Line of Duty‘s Susan Vidler plays Anna, an outsider to a world that is preparing for an apocalyptic event, for whom its inhabitants – amongst them a fanatical young person named Sol (Shyvonne Ahmmad) – speak through the same book audiences read. It’s one of the many ‘meta’ or self-referential elements in the 70-minute production, with another being author Crouch playing the fictional book’s supposed author, Miles. To describe the play is hard, to feel lost and overwhelmed is easy. Soon we are as reliant on the book to follow the story as the actors are themselves – a belief system to offer a source of comfort. Yet when this very system collapses as the play progresses, the outcome is detrimental and brilliantly subversive.
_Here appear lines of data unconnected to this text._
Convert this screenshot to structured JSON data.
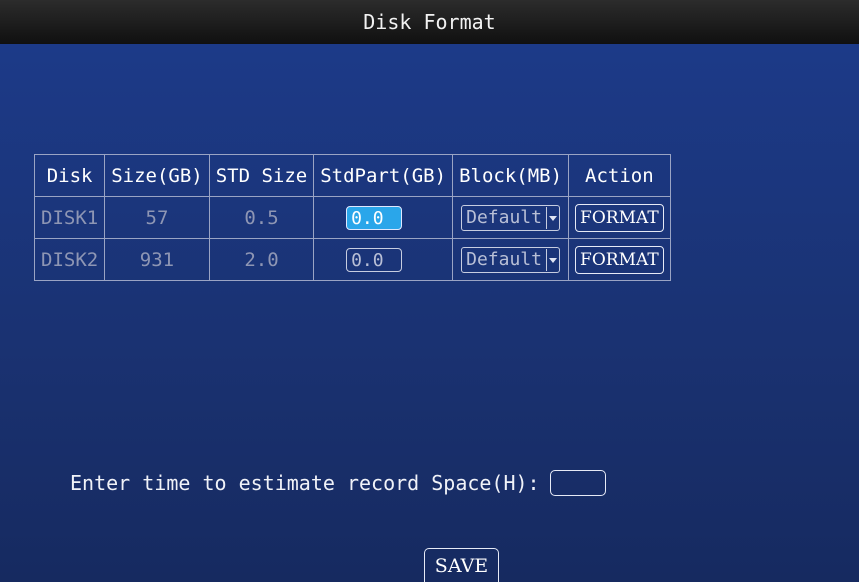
{
  "window": {
    "title": "Disk Format"
  },
  "table": {
    "headers": [
      "Disk",
      "Size(GB)",
      "STD Size",
      "StdPart(GB)",
      "Block(MB)",
      "Action"
    ],
    "rows": [
      {
        "disk": "DISK1",
        "size": "57",
        "std_size": "0.5",
        "stdpart": "0.0",
        "block": "Default",
        "action": "FORMAT"
      },
      {
        "disk": "DISK2",
        "size": "931",
        "std_size": "2.0",
        "stdpart": "0.0",
        "block": "Default",
        "action": "FORMAT"
      }
    ]
  },
  "estimate": {
    "label": "Enter time to estimate record Space(H):",
    "value": ""
  },
  "save_label": "SAVE",
  "colors": {
    "background": "#1b3475",
    "focus": "#2aa6ea",
    "titlebar": "#1a1a1a"
  },
  "icons": {
    "select_arrow": "dropdown-arrow-icon"
  }
}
In any other production, seeing actors dependant on a script on the stage would be a valid criticism, but this is show is certainly unusual. While the playtext is read with conviction from the cast, it’s somewhat paradoxical that it’s when they go off-script that it gets particularly interesting. In one scene, Vidler and Ahmmad act only with facial expressions as audience members read their lines for them. At other points they abandon the book altogether, and the attention is on them. Everyone has their own reading speed, but with actors in control of when to turn the page, their manipulation of the pacing only adds to the play’s intensity.

It works, too. For in addition to the book containing the script, it also features vivid illustrations from artist Rachana Jadhav, often used for backstories or exposition which doesn’t lend itself well to the stripped-back nature of the set. The result makes the novel almost biblical. Both on and off the page, Total Immediate Collective Imminent Salvation is ethereal and unnerving. This is one story which you definitely don’t want to skip ahead.

Total Immediate Collective Imminent Terrestrial Salvation is now playing at the Royal Court Theatre until 21 September.

Disclaimer: I was invited to watch Total Immediate Terrestrial Salvation for free in exchange for a review of the performance. I did not receive payment for this review. All opinions stated are honest and my own.